Thank you all for giving us your ear today as we updated our Legal Thoughts Podcast Episodes 1, 2 and 3 on the Corporate Transparency Act (CTA) Beneficial Ownership Information Reporting Requirements on America’s small and medium sized businesses.
Our listeners should stay tuned for possible future Legal Thoughts podcast updates, corrections and explanatory comments as the Corporate Transparency Act is enforced by FinCEN beginning January 1, 2024.
Until next time, take care.

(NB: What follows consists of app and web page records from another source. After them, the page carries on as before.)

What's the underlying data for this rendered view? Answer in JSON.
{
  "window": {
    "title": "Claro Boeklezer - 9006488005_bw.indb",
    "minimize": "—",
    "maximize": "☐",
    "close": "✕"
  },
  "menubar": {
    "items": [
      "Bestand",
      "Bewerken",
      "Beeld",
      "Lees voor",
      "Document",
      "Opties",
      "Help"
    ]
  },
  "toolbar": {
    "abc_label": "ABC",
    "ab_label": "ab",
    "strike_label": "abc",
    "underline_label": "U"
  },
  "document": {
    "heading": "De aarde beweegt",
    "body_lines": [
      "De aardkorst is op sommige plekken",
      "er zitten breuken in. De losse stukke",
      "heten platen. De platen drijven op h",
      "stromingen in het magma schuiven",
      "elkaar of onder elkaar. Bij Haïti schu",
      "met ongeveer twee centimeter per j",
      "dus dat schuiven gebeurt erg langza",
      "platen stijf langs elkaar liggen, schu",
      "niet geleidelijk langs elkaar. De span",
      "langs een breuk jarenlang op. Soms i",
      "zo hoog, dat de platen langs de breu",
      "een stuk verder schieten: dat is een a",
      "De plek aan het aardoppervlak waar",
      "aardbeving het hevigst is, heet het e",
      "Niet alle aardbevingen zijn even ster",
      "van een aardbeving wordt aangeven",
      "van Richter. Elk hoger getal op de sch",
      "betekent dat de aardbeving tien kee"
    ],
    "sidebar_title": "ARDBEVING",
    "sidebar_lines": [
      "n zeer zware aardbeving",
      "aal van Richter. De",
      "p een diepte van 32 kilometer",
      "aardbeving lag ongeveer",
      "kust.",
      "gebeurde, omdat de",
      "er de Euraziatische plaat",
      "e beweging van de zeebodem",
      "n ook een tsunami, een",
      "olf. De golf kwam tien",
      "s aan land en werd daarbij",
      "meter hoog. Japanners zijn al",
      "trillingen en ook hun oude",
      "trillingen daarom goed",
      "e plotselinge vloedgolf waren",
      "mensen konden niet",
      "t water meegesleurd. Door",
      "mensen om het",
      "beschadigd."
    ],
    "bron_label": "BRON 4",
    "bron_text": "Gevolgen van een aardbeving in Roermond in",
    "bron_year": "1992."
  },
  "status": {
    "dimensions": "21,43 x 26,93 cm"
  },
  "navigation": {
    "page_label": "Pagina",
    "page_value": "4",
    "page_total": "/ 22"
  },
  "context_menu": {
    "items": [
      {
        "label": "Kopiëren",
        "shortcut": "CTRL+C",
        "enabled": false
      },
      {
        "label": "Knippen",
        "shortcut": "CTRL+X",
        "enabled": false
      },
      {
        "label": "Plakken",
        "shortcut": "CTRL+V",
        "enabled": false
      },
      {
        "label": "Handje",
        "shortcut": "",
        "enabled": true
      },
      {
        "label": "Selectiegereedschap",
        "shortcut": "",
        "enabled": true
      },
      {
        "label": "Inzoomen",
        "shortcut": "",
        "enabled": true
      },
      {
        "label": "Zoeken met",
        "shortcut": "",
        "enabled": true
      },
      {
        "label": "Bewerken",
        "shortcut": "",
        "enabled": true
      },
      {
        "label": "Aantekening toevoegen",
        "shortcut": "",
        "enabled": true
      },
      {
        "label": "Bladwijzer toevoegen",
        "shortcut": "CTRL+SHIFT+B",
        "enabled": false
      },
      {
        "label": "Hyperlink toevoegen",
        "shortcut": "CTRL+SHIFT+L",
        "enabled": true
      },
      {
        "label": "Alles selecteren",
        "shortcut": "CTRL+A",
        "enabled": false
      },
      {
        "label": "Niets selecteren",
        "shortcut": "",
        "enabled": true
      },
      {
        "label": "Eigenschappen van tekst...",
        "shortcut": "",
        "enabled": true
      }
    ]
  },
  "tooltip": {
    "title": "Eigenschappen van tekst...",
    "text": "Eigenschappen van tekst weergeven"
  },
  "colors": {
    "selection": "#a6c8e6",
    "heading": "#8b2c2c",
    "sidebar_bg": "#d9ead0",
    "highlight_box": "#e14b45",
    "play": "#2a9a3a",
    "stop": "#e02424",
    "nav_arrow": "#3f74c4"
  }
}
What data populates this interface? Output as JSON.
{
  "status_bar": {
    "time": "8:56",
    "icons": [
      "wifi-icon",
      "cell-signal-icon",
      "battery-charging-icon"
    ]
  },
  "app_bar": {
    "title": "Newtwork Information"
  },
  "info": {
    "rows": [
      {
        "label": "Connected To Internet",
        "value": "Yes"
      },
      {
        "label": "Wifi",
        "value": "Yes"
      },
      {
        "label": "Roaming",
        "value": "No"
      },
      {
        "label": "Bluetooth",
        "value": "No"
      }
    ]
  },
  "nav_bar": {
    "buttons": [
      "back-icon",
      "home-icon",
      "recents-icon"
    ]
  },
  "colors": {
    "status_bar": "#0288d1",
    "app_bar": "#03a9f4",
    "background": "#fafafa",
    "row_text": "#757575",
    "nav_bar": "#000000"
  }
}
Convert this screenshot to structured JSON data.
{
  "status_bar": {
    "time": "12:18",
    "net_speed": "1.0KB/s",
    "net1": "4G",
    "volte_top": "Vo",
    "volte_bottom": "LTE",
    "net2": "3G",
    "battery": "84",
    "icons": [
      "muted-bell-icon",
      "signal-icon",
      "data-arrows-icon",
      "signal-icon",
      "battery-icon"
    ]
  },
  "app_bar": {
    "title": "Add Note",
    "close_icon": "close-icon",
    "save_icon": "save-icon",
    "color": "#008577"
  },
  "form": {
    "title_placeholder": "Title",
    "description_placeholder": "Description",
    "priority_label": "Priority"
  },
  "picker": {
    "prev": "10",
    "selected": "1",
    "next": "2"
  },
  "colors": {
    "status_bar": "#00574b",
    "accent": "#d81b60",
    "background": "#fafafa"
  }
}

If you want to see or hear more taxation, business structuring and contracts litigation and immigration LEGAL THOUGHTS from Coleman Jackson, P.C. Subscribe to our Legal Thoughts Podcast on Apple Podcast, Google Podcast, Spotify or wherever you listen to your podcast. Stay tuned! We are here in Dallas, Texas and want to inform, educate and encourage our communities on topics dealing with taxation, litigation and immigration. Until next time, take care.